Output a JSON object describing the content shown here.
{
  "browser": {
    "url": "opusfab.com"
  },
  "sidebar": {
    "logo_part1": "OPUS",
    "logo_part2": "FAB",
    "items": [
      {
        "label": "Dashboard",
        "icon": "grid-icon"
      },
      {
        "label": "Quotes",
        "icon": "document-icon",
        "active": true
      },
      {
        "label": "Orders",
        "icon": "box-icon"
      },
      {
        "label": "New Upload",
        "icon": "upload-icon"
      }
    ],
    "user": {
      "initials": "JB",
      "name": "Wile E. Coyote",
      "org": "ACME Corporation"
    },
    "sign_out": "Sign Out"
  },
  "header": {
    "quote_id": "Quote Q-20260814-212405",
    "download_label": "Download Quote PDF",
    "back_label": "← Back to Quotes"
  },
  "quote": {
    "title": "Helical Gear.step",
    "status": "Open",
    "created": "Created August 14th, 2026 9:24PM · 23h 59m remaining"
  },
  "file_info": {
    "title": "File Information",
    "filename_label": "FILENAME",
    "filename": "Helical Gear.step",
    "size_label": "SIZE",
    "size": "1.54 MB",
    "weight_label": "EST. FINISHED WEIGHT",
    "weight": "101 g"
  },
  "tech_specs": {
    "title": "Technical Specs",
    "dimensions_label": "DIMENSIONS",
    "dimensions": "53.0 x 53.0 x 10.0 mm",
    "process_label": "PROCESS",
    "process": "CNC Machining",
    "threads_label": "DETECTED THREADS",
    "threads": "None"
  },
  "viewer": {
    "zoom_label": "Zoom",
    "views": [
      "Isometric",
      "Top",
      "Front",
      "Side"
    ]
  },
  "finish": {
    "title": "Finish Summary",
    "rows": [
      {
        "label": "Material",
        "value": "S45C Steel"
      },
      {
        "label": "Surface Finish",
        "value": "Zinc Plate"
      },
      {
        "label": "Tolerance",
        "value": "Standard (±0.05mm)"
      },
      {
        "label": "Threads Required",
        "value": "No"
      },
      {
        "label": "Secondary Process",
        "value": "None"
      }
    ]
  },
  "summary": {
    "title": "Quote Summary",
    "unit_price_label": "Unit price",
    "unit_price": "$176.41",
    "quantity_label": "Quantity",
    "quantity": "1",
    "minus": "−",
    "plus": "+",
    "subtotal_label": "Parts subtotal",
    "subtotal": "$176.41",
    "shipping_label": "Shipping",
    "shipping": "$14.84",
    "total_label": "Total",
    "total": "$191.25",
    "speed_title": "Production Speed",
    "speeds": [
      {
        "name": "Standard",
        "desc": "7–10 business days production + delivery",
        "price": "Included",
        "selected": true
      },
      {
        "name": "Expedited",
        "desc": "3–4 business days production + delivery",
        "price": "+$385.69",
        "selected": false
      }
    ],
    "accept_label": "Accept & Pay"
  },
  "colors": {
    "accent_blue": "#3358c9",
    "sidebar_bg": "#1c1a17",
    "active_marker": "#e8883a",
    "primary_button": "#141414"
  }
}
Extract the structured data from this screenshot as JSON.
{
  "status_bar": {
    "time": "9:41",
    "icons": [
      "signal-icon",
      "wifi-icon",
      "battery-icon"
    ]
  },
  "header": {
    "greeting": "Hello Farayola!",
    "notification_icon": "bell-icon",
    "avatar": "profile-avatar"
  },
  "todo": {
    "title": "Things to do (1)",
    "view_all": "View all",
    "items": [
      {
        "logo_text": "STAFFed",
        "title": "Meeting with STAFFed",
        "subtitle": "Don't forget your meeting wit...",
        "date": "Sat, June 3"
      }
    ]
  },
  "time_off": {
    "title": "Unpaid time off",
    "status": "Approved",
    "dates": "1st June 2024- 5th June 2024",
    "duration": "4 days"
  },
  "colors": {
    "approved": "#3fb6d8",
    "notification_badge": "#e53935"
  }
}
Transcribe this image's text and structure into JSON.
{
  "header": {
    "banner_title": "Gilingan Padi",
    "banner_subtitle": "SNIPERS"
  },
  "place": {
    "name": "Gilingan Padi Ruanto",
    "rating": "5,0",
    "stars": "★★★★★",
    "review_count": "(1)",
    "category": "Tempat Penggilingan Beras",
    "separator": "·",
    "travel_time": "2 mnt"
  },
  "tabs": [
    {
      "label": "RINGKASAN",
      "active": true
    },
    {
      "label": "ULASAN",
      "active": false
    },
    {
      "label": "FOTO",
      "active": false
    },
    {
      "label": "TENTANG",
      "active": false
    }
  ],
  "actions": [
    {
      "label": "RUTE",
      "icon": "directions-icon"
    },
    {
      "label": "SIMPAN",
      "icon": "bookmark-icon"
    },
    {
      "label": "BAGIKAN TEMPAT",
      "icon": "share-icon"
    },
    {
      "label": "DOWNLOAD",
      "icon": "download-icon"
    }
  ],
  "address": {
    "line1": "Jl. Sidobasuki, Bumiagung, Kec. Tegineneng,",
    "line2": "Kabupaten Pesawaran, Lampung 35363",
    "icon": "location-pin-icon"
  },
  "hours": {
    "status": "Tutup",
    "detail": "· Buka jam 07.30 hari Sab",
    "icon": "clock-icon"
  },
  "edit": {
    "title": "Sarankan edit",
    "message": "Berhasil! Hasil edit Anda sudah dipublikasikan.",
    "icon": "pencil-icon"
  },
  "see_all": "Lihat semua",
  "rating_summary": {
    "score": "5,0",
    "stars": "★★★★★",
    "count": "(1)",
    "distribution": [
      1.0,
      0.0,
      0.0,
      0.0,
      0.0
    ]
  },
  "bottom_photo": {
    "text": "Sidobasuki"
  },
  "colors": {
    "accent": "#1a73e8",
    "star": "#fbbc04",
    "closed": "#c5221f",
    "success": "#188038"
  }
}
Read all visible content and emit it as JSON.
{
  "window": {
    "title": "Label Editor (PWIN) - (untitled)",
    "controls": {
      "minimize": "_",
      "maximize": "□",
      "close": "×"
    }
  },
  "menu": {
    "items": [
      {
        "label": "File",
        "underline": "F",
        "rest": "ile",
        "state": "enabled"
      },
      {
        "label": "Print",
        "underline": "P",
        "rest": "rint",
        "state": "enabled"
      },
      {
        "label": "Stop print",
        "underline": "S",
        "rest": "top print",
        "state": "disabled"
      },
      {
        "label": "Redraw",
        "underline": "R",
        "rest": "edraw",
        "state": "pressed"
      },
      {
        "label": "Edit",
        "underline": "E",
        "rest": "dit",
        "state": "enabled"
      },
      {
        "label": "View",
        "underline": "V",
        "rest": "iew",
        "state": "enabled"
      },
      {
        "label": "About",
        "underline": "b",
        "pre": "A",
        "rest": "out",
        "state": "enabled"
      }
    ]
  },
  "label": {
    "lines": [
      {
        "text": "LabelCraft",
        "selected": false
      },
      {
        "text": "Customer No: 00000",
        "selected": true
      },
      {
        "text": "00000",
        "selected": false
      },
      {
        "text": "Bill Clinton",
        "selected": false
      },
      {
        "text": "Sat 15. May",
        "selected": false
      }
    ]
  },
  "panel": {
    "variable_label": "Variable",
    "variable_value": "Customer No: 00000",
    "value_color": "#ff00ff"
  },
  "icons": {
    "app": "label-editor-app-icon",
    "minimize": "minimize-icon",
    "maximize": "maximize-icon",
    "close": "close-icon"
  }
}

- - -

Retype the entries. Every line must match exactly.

> **The answer**
Output a JSON object describing the content shown here.
{
  "browser": {
    "url": "opusfab.com"
  },
  "sidebar": {
    "logo_part1": "OPUS",
    "logo_part2": "FAB",
    "items": [
      {
        "label": "Dashboard",
        "icon": "grid-icon"
      },
      {
        "label": "Quotes",
        "icon": "document-icon",
        "active": true
      },
      {
        "label": "Orders",
        "icon": "box-icon"
      },
      {
        "label": "New Upload",
        "icon": "upload-icon"
      }
    ],
    "user": {
      "initials": "JB",
      "name": "Wile E. Coyote",
      "org": "ACME Corporation"
    },
    "sign_out": "Sign Out"
  },
  "header": {
    "quote_id": "Quote Q-20260814-212405",
    "download_label": "Download Quote PDF",
    "back_label": "← Back to Quotes"
  },
  "quote": {
    "title": "Helical Gear.step",
    "status": "Open",
    "created": "Created August 14th, 2026 9:24PM · 23h 59m remaining"
  },
  "file_info": {
    "title": "File Information",
    "filename_label": "FILENAME",
    "filename": "Helical Gear.step",
    "size_label": "SIZE",
    "size": "1.54 MB",
    "weight_label": "EST. FINISHED WEIGHT",
    "weight": "101 g"
  },
  "tech_specs": {
    "title": "Technical Specs",
    "dimensions_label": "DIMENSIONS",
    "dimensions": "53.0 x 53.0 x 10.0 mm",
    "process_label": "PROCESS",
    "process": "CNC Machining",
    "threads_label": "DETECTED THREADS",
    "threads": "None"
  },
  "viewer": {
    "zoom_label": "Zoom",
    "views": [
      "Isometric",
      "Top",
      "Front",
      "Side"
    ]
  },
  "finish": {
    "title": "Finish Summary",
    "rows": [
      {
        "label": "Material",
        "value": "S45C Steel"
      },
      {
        "label": "Surface Finish",
        "value": "Zinc Plate"
      },
      {
        "label": "Tolerance",
        "value": "Standard (±0.05mm)"
      },
      {
        "label": "Threads Required",
        "value": "No"
      },
      {
        "label": "Secondary Process",
        "value": "None"
      }
    ]
  },
  "summary": {
    "title": "Quote Summary",
    "unit_price_label": "Unit price",
    "unit_price": "$176.41",
    "quantity_label": "Quantity",
    "quantity": "1",
    "minus": "−",
    "plus": "+",
    "subtotal_label": "Parts subtotal",
    "subtotal": "$176.41",
    "shipping_label": "Shipping",
    "shipping": "$14.84",
    "total_label": "Total",
    "total": "$191.25",
    "speed_title": "Production Speed",
    "speeds": [
      {
        "name": "Standard",
        "desc": "7–10 business days production + delivery",
        "price": "Included",
        "selected": true
      },
      {
        "name": "Expedited",
        "desc": "3–4 business days production + delivery",
        "price": "+$385.69",
        "selected": false
      }
    ],
    "accept_label": "Accept & Pay"
  },
  "colors": {
    "accent_blue": "#3358c9",
    "sidebar_bg": "#1c1a17",
    "active_marker": "#e8883a",
    "primary_button": "#141414"
  }
}
Extract the structured data from this screenshot as JSON.
{
  "status_bar": {
    "time": "9:41",
    "icons": [
      "signal-icon",
      "wifi-icon",
      "battery-icon"
    ]
  },
  "header": {
    "greeting": "Hello Farayola!",
    "notification_icon": "bell-icon",
    "avatar": "profile-avatar"
  },
  "todo": {
    "title": "Things to do (1)",
    "view_all": "View all",
    "items": [
      {
        "logo_text": "STAFFed",
        "title": "Meeting with STAFFed",
        "subtitle": "Don't forget your meeting wit...",
        "date": "Sat, June 3"
      }
    ]
  },
  "time_off": {
    "title": "Unpaid time off",
    "status": "Approved",
    "dates": "1st June 2024- 5th June 2024",
    "duration": "4 days"
  },
  "colors": {
    "approved": "#3fb6d8",
    "notification_badge": "#e53935"
  }
}
Transcribe this image's text and structure into JSON.
{
  "header": {
    "banner_title": "Gilingan Padi",
    "banner_subtitle": "SNIPERS"
  },
  "place": {
    "name": "Gilingan Padi Ruanto",
    "rating": "5,0",
    "stars": "★★★★★",
    "review_count": "(1)",
    "category": "Tempat Penggilingan Beras",
    "separator": "·",
    "travel_time": "2 mnt"
  },
  "tabs": [
    {
      "label": "RINGKASAN",
      "active": true
    },
    {
      "label": "ULASAN",
      "active": false
    },
    {
      "label": "FOTO",
      "active": false
    },
    {
      "label": "TENTANG",
      "active": false
    }
  ],
  "actions": [
    {
      "label": "RUTE",
      "icon": "directions-icon"
    },
    {
      "label": "SIMPAN",
      "icon": "bookmark-icon"
    },
    {
      "label": "BAGIKAN TEMPAT",
      "icon": "share-icon"
    },
    {
      "label": "DOWNLOAD",
      "icon": "download-icon"
    }
  ],
  "address": {
    "line1": "Jl. Sidobasuki, Bumiagung, Kec. Tegineneng,",
    "line2": "Kabupaten Pesawaran, Lampung 35363",
    "icon": "location-pin-icon"
  },
  "hours": {
    "status": "Tutup",
    "detail": "· Buka jam 07.30 hari Sab",
    "icon": "clock-icon"
  },
  "edit": {
    "title": "Sarankan edit",
    "message": "Berhasil! Hasil edit Anda sudah dipublikasikan.",
    "icon": "pencil-icon"
  },
  "see_all": "Lihat semua",
  "rating_summary": {
    "score": "5,0",
    "stars": "★★★★★",
    "count": "(1)",
    "distribution": [
      1.0,
      0.0,
      0.0,
      0.0,
      0.0
    ]
  },
  "bottom_photo": {
    "text": "Sidobasuki"
  },
  "colors": {
    "accent": "#1a73e8",
    "star": "#fbbc04",
    "closed": "#c5221f",
    "success": "#188038"
  }
}
Read all visible content and emit it as JSON.
{
  "window": {
    "title": "Label Editor (PWIN) - (untitled)",
    "controls": {
      "minimize": "_",
      "maximize": "□",
      "close": "×"
    }
  },
  "menu": {
    "items": [
      {
        "label": "File",
        "underline": "F",
        "rest": "ile",
        "state": "enabled"
      },
      {
        "label": "Print",
        "underline": "P",
        "rest": "rint",
        "state": "enabled"
      },
      {
        "label": "Stop print",
        "underline": "S",
        "rest": "top print",
        "state": "disabled"
      },
      {
        "label": "Redraw",
        "underline": "R",
        "rest": "edraw",
        "state": "pressed"
      },
      {
        "label": "Edit",
        "underline": "E",
        "rest": "dit",
        "state": "enabled"
      },
      {
        "label": "View",
        "underline": "V",
        "rest": "iew",
        "state": "enabled"
      },
      {
        "label": "About",
        "underline": "b",
        "pre": "A",
        "rest": "out",
        "state": "enabled"
      }
    ]
  },
  "label": {
    "lines": [
      {
        "text": "LabelCraft",
        "selected": false
      },
      {
        "text": "Customer No: 00000",
        "selected": true
      },
      {
        "text": "00000",
        "selected": false
      },
      {
        "text": "Bill Clinton",
        "selected": false
      },
      {
        "text": "Sat 15. May",
        "selected": false
      }
    ]
  },
  "panel": {
    "variable_label": "Variable",
    "variable_value": "Customer No: 00000",
    "value_color": "#ff00ff"
  },
  "icons": {
    "app": "label-editor-app-icon",
    "minimize": "minimize-icon",
    "maximize": "maximize-icon",
    "close": "close-icon"
  }
}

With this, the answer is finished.